Book Review: Ouyang Yu’s Billy Sing explores our Australian war heroes through descriptive prose

Stating that “no risk was too great for him to take”, William ‘Billy’ Sing, the real life protagonist of Ouyang Yu’s new book Billy Sing, arrived in Gallipoli in 1914 and became one of our greatest snipers. Whilst now regarded as a  war hero, his start in life wasn’t always so auspicious.

Born in 1886, Billy grew up, under the harsh Australian sun, on on a farm in Clermont and Prosperpine, QLD, along with his parents and two sisters. He was the Australian son of “Father Cathay” and “Mother England”, and because of this heritage Billy was bullied at school.  But he soon found some release in a nearby gun range, whilst also  getting in some practice shooting kangaroos, which undoubtedly led to him being a spectacular sniper with precision enough to get a target in his first shot. Sing was a day dreamer, full of raw emotions, often not saying what he’d really like to say to those who hurt him. Treated as a leper at times, he ultimately found friends in war.

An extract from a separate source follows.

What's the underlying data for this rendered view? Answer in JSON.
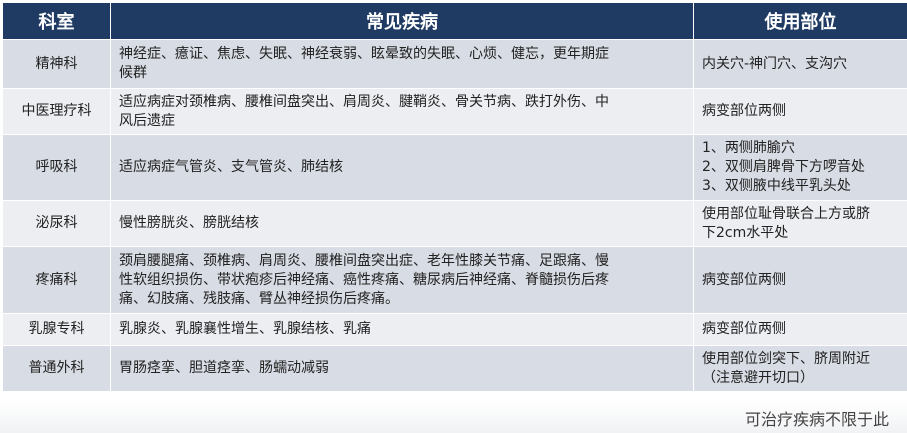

Billy Sing is a novel that reflects both life and death. It’s poignant, at times sad, and often reflective. But it’s also fantastically descriptive novel that brings to life Sing’s triumphant, yet conflicted, life.

It isn’t though perhaps a book for those with set ideas, as I think the lack of chapters and way the book is pieced together, may frustrate those who prefer conformity. But for those readers who enjoy reading not only of wartime heroics, but also adolescence, growing up and finding love, then Billy Sing is perhaps the book for you. It’ll spring emotions at strangest times and you’ll find yourself reflecting on how times have changed.

With Billy Sing, Chinese born writer Ouynag Yu restores the character of Sing to his rightful place in Australian history, just as it threatened to erase him.

Billy Sing by Ouynag Yu is available now through Transit Lounge Publishing